I think the world perceives Christians as simply telling people what they shouldn’t do or what we’re against, and we never get around to telling them what we’re for, which is Christ and the gospel.I almost — I mean, this is the Mind + Heart Podcast, and I oftentimes feel like that there’s an over-emphasis on what is wrong with the human heart. But I’m not sure that we have emphasized enough, at least in my Christian experience, the effects of sin on our mind. And I think it’s crucial to apologetics that we understand this because we realize that again, apologetics is not just for unbelievers. It’s for believers as well, because we have to constantly continue to go back to the truth of Scripture to remind ourselves, not only should we just not be stealing, but we should also be working and giving. Sometimes we just think we’re really good Christians just because, you know, what’s the saying? I don’t smoke. I don’t drink. I don’t — something. I don’t chew. I don’t hang with those who do, or something like that. So we kind of assume that, hey, we’re good because [of] all the things that we don’t do, but the Christian life, when we go the Scripture, is defined also by the things that we do. Right?

I almost want to have you back next season for an entire podcast on the noetic effects of sin, and how our minds have been corrupted in the fall. Because I think that we will realize that Fox News and CNN and politics is probably doing a lot more damage on us than we realize. And we have to constantly go back to Scripture in order to correct that wrong thinking that oftentimes presents itself in various ways as some version of God’s truth, what’s right. So I’m really, really happy that we had you on and I really, really benefited personally, even from your answers to today’s questions. Any final words? I don’t want to have — any final words before we go?

Dr. Fesko: I just couldn’t agree more with what you said. I think it’s an important thing to know. So often, I think the world perceives Christians as simply telling people what they shouldn’t do or what we’re against, and we never get around to telling them what we’re for, which is Christ and the gospel. And if we spent, maybe, a little more time telling people about Christ and what we’re for, maybe we wouldn’t have to spend so much time telling people what they shouldn’t do. In other words, yeah, you know, we have to point out sin.

But if we spend as much time or more time on the gospel, we might find that people embrace Christ and repent of their sins, and that, in and of itself, becomes the aesthetic, if you will, of our Christian witness, is that it’s a beautiful thing when sinners turn away from their sin and embrace the one true living God in Christ.
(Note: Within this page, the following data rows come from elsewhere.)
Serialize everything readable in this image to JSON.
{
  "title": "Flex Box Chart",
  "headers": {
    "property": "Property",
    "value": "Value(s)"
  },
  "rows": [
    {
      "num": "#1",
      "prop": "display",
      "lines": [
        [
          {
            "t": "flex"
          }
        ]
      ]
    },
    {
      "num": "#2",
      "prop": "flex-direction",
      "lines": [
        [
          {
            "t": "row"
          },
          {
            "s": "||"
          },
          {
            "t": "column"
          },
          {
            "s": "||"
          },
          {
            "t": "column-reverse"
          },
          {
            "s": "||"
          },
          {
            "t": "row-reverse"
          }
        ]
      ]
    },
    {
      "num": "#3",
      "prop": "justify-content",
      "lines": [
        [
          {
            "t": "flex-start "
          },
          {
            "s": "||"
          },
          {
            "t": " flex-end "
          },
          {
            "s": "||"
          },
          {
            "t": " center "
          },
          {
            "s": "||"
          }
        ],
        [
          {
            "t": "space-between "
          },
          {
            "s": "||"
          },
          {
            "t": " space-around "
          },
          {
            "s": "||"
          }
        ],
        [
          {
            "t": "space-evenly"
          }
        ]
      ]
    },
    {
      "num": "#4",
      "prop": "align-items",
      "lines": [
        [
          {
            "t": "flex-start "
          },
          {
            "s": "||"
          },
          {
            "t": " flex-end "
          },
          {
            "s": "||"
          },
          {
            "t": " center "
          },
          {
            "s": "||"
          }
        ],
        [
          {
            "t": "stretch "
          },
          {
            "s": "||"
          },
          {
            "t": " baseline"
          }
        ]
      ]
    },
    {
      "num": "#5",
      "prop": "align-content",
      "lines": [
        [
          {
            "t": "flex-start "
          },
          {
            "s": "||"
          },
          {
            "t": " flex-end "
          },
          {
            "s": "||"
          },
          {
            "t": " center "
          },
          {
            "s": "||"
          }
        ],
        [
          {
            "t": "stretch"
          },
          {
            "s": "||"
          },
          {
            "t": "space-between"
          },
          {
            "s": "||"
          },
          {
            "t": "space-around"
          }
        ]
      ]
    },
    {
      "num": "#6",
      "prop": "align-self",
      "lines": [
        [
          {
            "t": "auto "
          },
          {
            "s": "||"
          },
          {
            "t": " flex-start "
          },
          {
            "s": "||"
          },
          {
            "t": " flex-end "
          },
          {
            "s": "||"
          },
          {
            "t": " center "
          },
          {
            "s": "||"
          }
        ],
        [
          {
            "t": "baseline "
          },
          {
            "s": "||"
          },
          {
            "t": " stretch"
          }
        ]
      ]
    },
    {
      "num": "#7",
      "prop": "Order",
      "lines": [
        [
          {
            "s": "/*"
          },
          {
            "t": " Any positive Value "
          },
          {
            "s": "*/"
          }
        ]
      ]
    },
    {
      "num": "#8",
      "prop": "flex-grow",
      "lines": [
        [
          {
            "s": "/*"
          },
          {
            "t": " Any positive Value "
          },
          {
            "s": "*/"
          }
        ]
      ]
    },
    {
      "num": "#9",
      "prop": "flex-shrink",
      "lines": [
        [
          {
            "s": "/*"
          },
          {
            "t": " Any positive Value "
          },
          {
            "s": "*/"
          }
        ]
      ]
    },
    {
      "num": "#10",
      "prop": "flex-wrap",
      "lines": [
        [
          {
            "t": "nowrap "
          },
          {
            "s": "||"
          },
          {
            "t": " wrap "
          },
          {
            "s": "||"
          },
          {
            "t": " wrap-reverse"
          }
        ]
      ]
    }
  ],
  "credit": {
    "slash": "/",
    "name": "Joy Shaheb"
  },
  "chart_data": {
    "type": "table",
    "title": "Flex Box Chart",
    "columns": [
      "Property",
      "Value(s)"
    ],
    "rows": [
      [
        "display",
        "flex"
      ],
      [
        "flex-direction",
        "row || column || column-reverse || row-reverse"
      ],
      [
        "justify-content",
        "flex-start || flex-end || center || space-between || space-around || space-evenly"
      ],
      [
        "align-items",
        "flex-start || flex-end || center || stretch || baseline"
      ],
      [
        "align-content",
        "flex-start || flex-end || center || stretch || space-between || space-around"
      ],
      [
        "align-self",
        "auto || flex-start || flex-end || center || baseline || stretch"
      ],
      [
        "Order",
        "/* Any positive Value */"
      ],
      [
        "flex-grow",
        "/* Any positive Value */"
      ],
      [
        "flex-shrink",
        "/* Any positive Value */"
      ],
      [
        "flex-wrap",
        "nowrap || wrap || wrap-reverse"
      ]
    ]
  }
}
So, yeah, thanks for having me on. It’s been a pleasure. And God willing, I look forward to more in the future.

Holmes: Awesome. Well, thank you, Dr. Fesko, for joining us today, and thank you for tuning in. We hope you enjoyed this week’s episode featuring Dr. John Fesko. I also would like to thank the RTS family, church partners, students, alumni, and donors for the many ways you make the work of Reformed Theological Seminary possible. The clip we listened to earlier is from our weekly video series, Wisdom Wednesday, where relevant matters of the Christian faith are addressed by RTS faculty and friends with truth, candor, and grace. Access our entire archive or submit a question to Wisdom Wednesday at Mind + Heart is powered by Reformed Theological Seminary, where we desire to raise up pastors and other church leaders with a mind for truth, and a heart for God.